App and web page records
###

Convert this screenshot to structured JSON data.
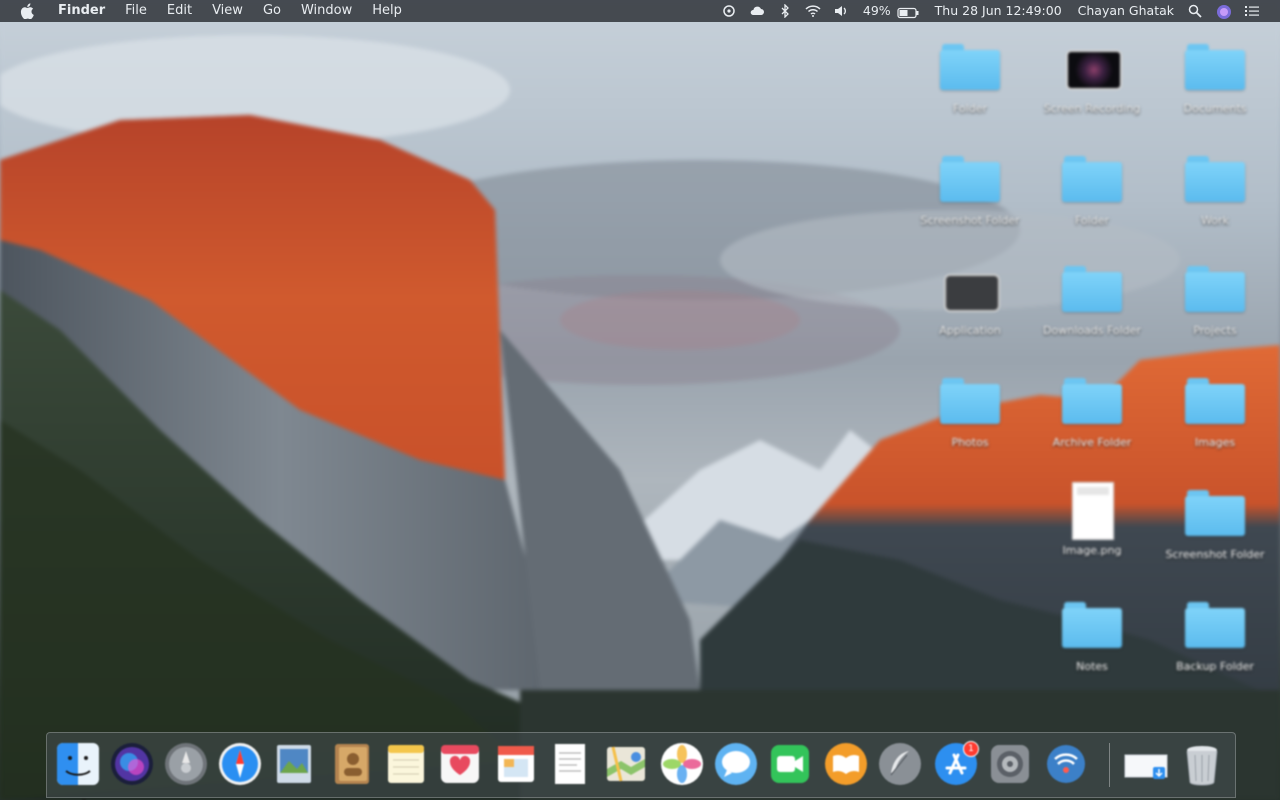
{
  "menubar": {
    "app_name": "Finder",
    "menus": [
      "File",
      "Edit",
      "View",
      "Go",
      "Window",
      "Help"
    ],
    "battery_percent": "49%",
    "clock": "Thu 28 Jun  12:49:00",
    "user": "Chayan Ghatak"
  },
  "desktop": {
    "items": [
      {
        "label": "Folder",
        "kind": "folder"
      },
      {
        "label": "Screen Recording",
        "kind": "video"
      },
      {
        "label": "Documents",
        "kind": "folder"
      },
      {
        "label": "Screenshot Folder",
        "kind": "folder"
      },
      {
        "label": "Folder",
        "kind": "folder"
      },
      {
        "label": "Work",
        "kind": "folder"
      },
      {
        "label": "Application",
        "kind": "app"
      },
      {
        "label": "Downloads Folder",
        "kind": "folder"
      },
      {
        "label": "Projects",
        "kind": "folder"
      },
      {
        "label": "Photos",
        "kind": "folder"
      },
      {
        "label": "Archive Folder",
        "kind": "folder"
      },
      {
        "label": "Images",
        "kind": "folder"
      },
      {
        "label": "Image.png",
        "kind": "document"
      },
      {
        "label": "Screenshot Folder",
        "kind": "folder"
      },
      {
        "label": "Notes",
        "kind": "folder"
      },
      {
        "label": "Backup Folder",
        "kind": "folder"
      }
    ]
  },
  "dock": {
    "apps": [
      {
        "name": "Finder",
        "icon": "finder-icon",
        "running": true
      },
      {
        "name": "Siri",
        "icon": "siri-icon"
      },
      {
        "name": "Launchpad",
        "icon": "launchpad-icon"
      },
      {
        "name": "Safari",
        "icon": "safari-icon"
      },
      {
        "name": "Preview",
        "icon": "preview-icon"
      },
      {
        "name": "Contacts",
        "icon": "contacts-icon"
      },
      {
        "name": "Notes",
        "icon": "notes-icon"
      },
      {
        "name": "Reminders",
        "icon": "reminders-icon"
      },
      {
        "name": "Calendar",
        "icon": "calendar-icon"
      },
      {
        "name": "TextEdit",
        "icon": "textedit-icon"
      },
      {
        "name": "Maps",
        "icon": "maps-icon"
      },
      {
        "name": "Photos",
        "icon": "photos-icon"
      },
      {
        "name": "Messages",
        "icon": "messages-icon"
      },
      {
        "name": "FaceTime",
        "icon": "facetime-icon"
      },
      {
        "name": "iBooks",
        "icon": "ibooks-icon"
      },
      {
        "name": "Feather",
        "icon": "feather-icon"
      },
      {
        "name": "App Store",
        "icon": "app-store-icon",
        "badge": "1"
      },
      {
        "name": "System Preferences",
        "icon": "system-preferences-icon"
      },
      {
        "name": "Network Utility",
        "icon": "network-icon"
      }
    ],
    "extras": [
      {
        "name": "Downloads",
        "icon": "downloads-stack-icon"
      },
      {
        "name": "Trash",
        "icon": "trash-icon"
      }
    ]
  },
  "colors": {
    "folder_blue": "#6cc6f2",
    "menubar_bg": "#2c3036",
    "sunset_orange": "#d2522a"
  }
}
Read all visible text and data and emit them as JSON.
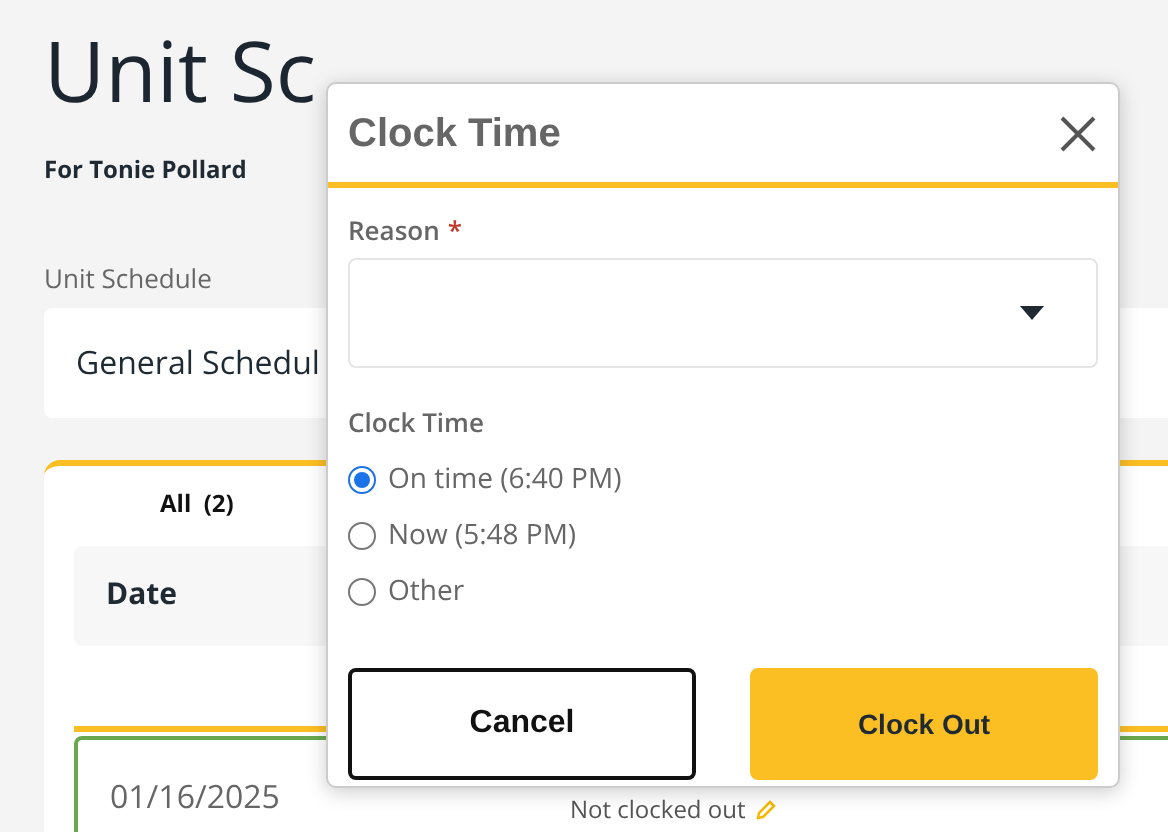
{
  "page": {
    "title": "Unit Sc",
    "subtitle": "For Tonie Pollard",
    "schedule_label": "Unit Schedule",
    "schedule_value": "General Schedul"
  },
  "tabs": [
    {
      "label": "All",
      "count": "(2)",
      "selected": true
    }
  ],
  "table": {
    "columns": [
      "Date"
    ],
    "rows": [
      {
        "date": "01/16/2025",
        "status": "Not clocked out"
      }
    ]
  },
  "dialog": {
    "title": "Clock Time",
    "reason_label": "Reason",
    "required_mark": "*",
    "clock_label": "Clock Time",
    "options": [
      {
        "label": "On time (6:40 PM)",
        "selected": true
      },
      {
        "label": "Now (5:48 PM)",
        "selected": false
      },
      {
        "label": "Other",
        "selected": false
      }
    ],
    "buttons": [
      {
        "label": "Cancel",
        "kind": "secondary"
      },
      {
        "label": "Clock Out",
        "kind": "primary"
      }
    ]
  }
}
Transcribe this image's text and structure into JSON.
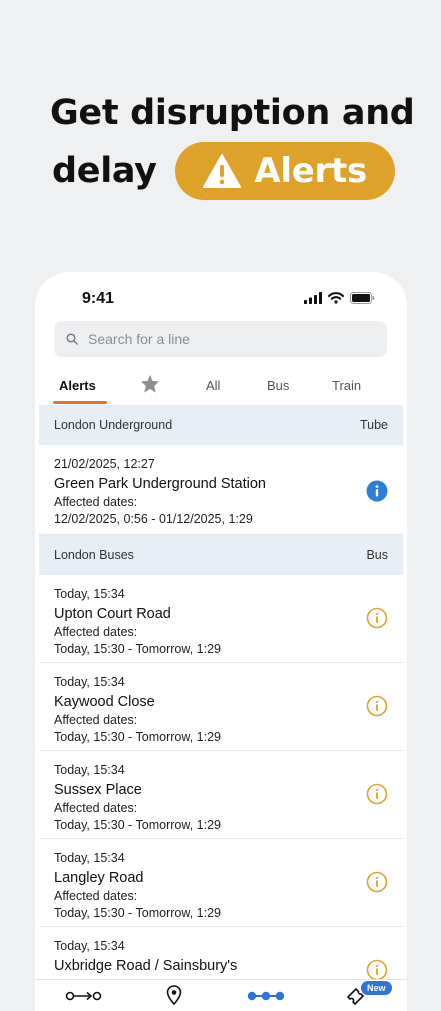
{
  "headline": {
    "line1": "Get disruption and",
    "line2": "delay",
    "pill": "Alerts",
    "pill_icon": "warning-icon",
    "pill_color": "#dea12a"
  },
  "status_bar": {
    "time": "9:41",
    "icons": [
      "signal-icon",
      "wifi-icon",
      "battery-icon"
    ]
  },
  "search": {
    "placeholder": "Search for a line",
    "value": ""
  },
  "tabs": [
    {
      "label": "Alerts",
      "active": true
    },
    {
      "label": "",
      "icon": "star-icon",
      "active": false
    },
    {
      "label": "All",
      "active": false
    },
    {
      "label": "Bus",
      "active": false
    },
    {
      "label": "Train",
      "active": false
    }
  ],
  "accent_color": "#e4762a",
  "sections": [
    {
      "title": "London Underground",
      "mode": "Tube",
      "items": [
        {
          "when": "21/02/2025, 12:27",
          "place": "Green Park Underground Station",
          "dates_label": "Affected dates:",
          "dates": "12/02/2025, 0:56 - 01/12/2025, 1:29",
          "icon": "info-filled-icon",
          "icon_color": "#2a7fd9"
        }
      ]
    },
    {
      "title": "London Buses",
      "mode": "Bus",
      "items": [
        {
          "when": "Today, 15:34",
          "place": "Upton Court Road",
          "dates_label": "Affected dates:",
          "dates": "Today, 15:30 - Tomorrow, 1:29",
          "icon": "info-outline-icon",
          "icon_color": "#dea12a"
        },
        {
          "when": "Today, 15:34",
          "place": "Kaywood Close",
          "dates_label": "Affected dates:",
          "dates": "Today, 15:30 - Tomorrow, 1:29",
          "icon": "info-outline-icon",
          "icon_color": "#dea12a"
        },
        {
          "when": "Today, 15:34",
          "place": "Sussex Place",
          "dates_label": "Affected dates:",
          "dates": "Today, 15:30 - Tomorrow, 1:29",
          "icon": "info-outline-icon",
          "icon_color": "#dea12a"
        },
        {
          "when": "Today, 15:34",
          "place": "Langley Road",
          "dates_label": "Affected dates:",
          "dates": "Today, 15:30 - Tomorrow, 1:29",
          "icon": "info-outline-icon",
          "icon_color": "#dea12a"
        },
        {
          "when": "Today, 15:34",
          "place": "Uxbridge Road / Sainsbury's",
          "dates_label": "",
          "dates": "",
          "icon": "info-outline-icon",
          "icon_color": "#dea12a"
        }
      ]
    }
  ],
  "bottom_nav": {
    "items": [
      {
        "icon": "journey-icon"
      },
      {
        "icon": "location-pin-icon"
      },
      {
        "icon": "more-dots-icon",
        "active": true
      },
      {
        "icon": "ticket-icon",
        "badge": "New"
      }
    ],
    "active_color": "#2e74d6"
  }
}
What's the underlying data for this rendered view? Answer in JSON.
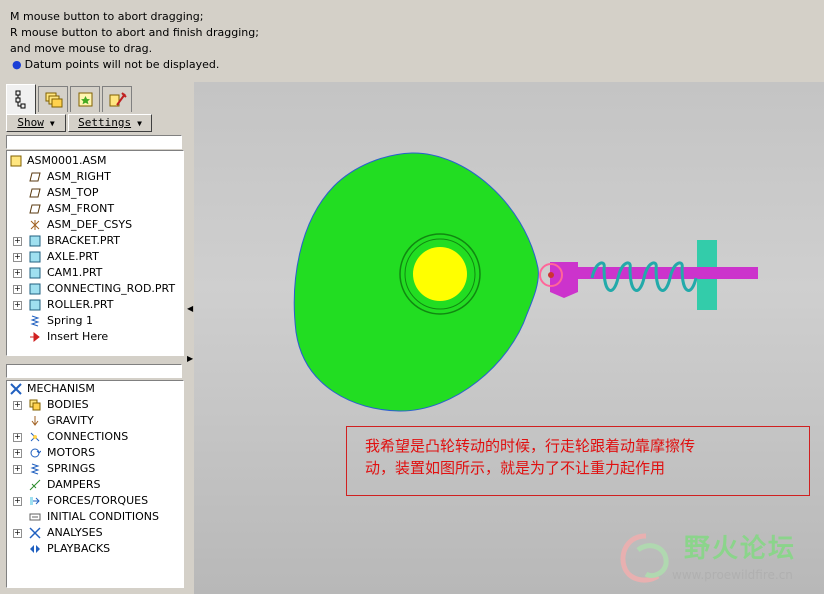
{
  "message_area": {
    "lines": [
      "M mouse button to abort dragging;",
      "R mouse button to abort and finish dragging;",
      "and move mouse to drag."
    ],
    "info_bullet": "●",
    "info": "Datum points will not be displayed."
  },
  "panel": {
    "tabs": [
      {
        "icon": "model-tree-icon",
        "active": true
      },
      {
        "icon": "layers-icon",
        "active": false
      },
      {
        "icon": "favorites-icon",
        "active": false
      },
      {
        "icon": "tools-icon",
        "active": false
      }
    ],
    "show_button": "Show",
    "settings_button": "Settings",
    "dropdown_arrow": "▼"
  },
  "model_tree": {
    "root": "ASM0001.ASM",
    "items": [
      {
        "label": "ASM_RIGHT",
        "icon": "datum-plane-icon",
        "expandable": false
      },
      {
        "label": "ASM_TOP",
        "icon": "datum-plane-icon",
        "expandable": false
      },
      {
        "label": "ASM_FRONT",
        "icon": "datum-plane-icon",
        "expandable": false
      },
      {
        "label": "ASM_DEF_CSYS",
        "icon": "csys-icon",
        "expandable": false
      },
      {
        "label": "BRACKET.PRT",
        "icon": "part-icon",
        "expandable": true
      },
      {
        "label": "AXLE.PRT",
        "icon": "part-icon",
        "expandable": true
      },
      {
        "label": "CAM1.PRT",
        "icon": "part-icon",
        "expandable": true
      },
      {
        "label": "CONNECTING_ROD.PRT",
        "icon": "part-icon",
        "expandable": true
      },
      {
        "label": "ROLLER.PRT",
        "icon": "part-icon",
        "expandable": true
      },
      {
        "label": "Spring 1",
        "icon": "spring-icon",
        "expandable": false
      },
      {
        "label": "Insert Here",
        "icon": "insert-arrow-icon",
        "expandable": false
      }
    ]
  },
  "mechanism_tree": {
    "root": "MECHANISM",
    "items": [
      {
        "label": "BODIES",
        "icon": "bodies-icon",
        "expandable": true
      },
      {
        "label": "GRAVITY",
        "icon": "gravity-icon",
        "expandable": false
      },
      {
        "label": "CONNECTIONS",
        "icon": "connections-icon",
        "expandable": true
      },
      {
        "label": "MOTORS",
        "icon": "motors-icon",
        "expandable": true
      },
      {
        "label": "SPRINGS",
        "icon": "springs-icon",
        "expandable": true
      },
      {
        "label": "DAMPERS",
        "icon": "dampers-icon",
        "expandable": false
      },
      {
        "label": "FORCES/TORQUES",
        "icon": "forces-icon",
        "expandable": true
      },
      {
        "label": "INITIAL CONDITIONS",
        "icon": "initial-conditions-icon",
        "expandable": false
      },
      {
        "label": "ANALYSES",
        "icon": "analyses-icon",
        "expandable": true
      },
      {
        "label": "PLAYBACKS",
        "icon": "playbacks-icon",
        "expandable": false
      }
    ]
  },
  "viewport": {
    "cam_color": "#22dd22",
    "hub_color": "#ffff00",
    "rod_color": "#cc33cc",
    "spring_color": "#22aaaa",
    "guide_color": "#33ccaa",
    "roller_color": "#ff6699"
  },
  "annotation": {
    "line1": "我希望是凸轮转动的时候，行走轮跟着动靠摩擦传",
    "line2": "动，装置如图所示，就是为了不让重力起作用"
  },
  "watermark": {
    "title": "野火论坛",
    "url": "www.proewildfire.cn"
  }
}
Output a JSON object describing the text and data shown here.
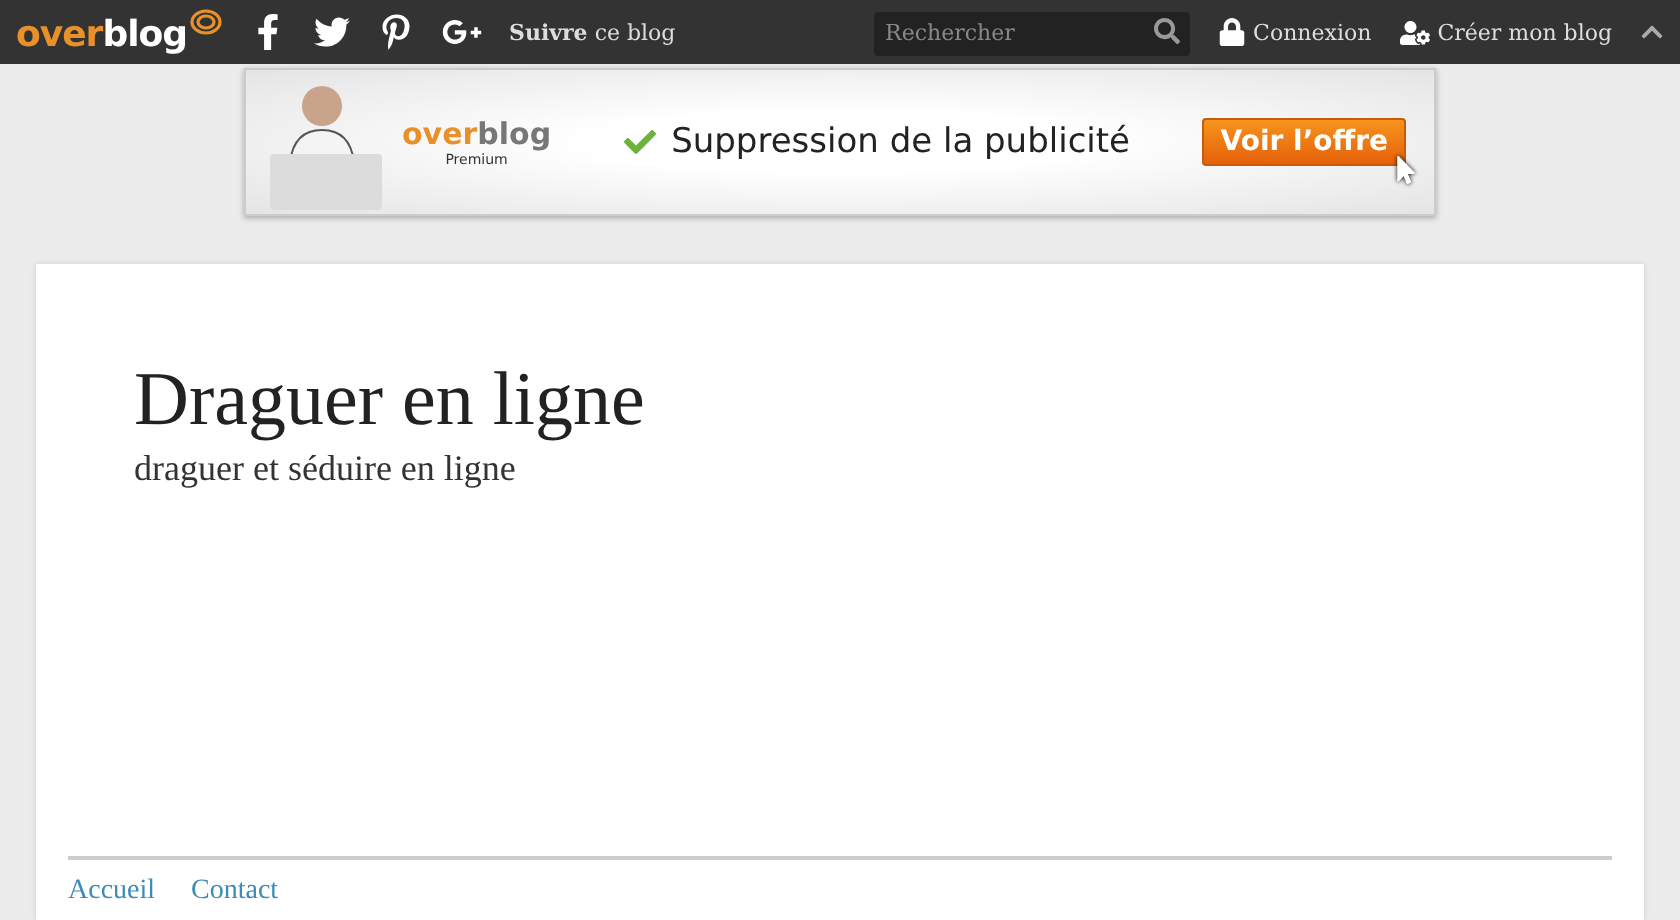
{
  "topbar": {
    "logo": {
      "part_1": "over",
      "part_2": "blog"
    },
    "follow": {
      "bold": "Suivre",
      "rest": "ce blog"
    },
    "search": {
      "placeholder": "Rechercher"
    },
    "links": [
      {
        "kind": "lock",
        "label": "Connexion"
      },
      {
        "kind": "user",
        "label": "Créer mon blog"
      }
    ]
  },
  "ad": {
    "logo": {
      "part_1": "over",
      "part_2": "blog",
      "sub": "Premium"
    },
    "text": "Suppression de la publicité",
    "button": "Voir l’offre"
  },
  "blog": {
    "title": "Draguer en ligne",
    "subtitle": "draguer et séduire en ligne"
  },
  "footer": {
    "links": [
      "Accueil",
      "Contact"
    ]
  }
}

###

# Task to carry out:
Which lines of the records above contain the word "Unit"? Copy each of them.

# Exercise response:
    "title": "Unit Sc",
    "schedule_label": "Unit Schedule",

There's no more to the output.